*Data provided*:

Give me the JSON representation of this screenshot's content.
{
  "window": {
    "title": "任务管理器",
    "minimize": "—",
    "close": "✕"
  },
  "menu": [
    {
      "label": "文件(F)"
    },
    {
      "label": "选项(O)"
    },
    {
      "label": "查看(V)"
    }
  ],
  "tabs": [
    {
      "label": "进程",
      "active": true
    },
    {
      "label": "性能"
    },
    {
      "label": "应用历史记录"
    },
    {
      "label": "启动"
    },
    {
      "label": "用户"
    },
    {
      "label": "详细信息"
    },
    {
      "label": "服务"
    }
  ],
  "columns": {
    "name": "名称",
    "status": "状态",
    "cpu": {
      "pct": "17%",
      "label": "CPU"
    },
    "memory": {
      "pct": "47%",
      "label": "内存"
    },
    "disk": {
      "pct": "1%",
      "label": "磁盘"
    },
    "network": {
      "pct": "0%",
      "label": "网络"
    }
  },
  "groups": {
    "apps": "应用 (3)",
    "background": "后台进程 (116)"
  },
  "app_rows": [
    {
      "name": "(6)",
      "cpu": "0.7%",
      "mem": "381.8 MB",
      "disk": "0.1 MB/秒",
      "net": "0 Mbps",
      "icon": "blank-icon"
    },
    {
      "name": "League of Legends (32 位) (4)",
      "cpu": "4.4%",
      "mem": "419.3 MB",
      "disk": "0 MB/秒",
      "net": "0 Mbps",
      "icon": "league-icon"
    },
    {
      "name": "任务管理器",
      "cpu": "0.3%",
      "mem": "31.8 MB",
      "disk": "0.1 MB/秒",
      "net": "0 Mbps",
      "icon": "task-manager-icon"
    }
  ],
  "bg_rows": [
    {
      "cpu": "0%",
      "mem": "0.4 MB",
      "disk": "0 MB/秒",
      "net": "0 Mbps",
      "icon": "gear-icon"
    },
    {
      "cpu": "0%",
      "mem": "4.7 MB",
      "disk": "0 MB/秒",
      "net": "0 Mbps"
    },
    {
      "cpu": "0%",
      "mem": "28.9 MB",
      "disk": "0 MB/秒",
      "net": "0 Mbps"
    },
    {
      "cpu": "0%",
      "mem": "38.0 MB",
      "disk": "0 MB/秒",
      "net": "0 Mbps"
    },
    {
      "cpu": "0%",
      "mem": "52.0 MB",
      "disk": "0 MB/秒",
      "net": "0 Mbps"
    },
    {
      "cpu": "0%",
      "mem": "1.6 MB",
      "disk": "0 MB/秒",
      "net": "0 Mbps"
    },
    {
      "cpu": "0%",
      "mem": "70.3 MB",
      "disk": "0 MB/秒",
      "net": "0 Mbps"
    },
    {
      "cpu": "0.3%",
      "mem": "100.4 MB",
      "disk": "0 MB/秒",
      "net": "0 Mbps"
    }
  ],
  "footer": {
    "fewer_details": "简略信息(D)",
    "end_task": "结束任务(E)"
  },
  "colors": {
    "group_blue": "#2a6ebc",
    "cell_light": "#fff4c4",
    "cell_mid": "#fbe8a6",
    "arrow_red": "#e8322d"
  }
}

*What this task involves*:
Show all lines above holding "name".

*Result of the exercise*:
    "name": "名称",
      "name": "(6)",
      "name": "League of Legends (32 位) (4)",
      "name": "任务管理器",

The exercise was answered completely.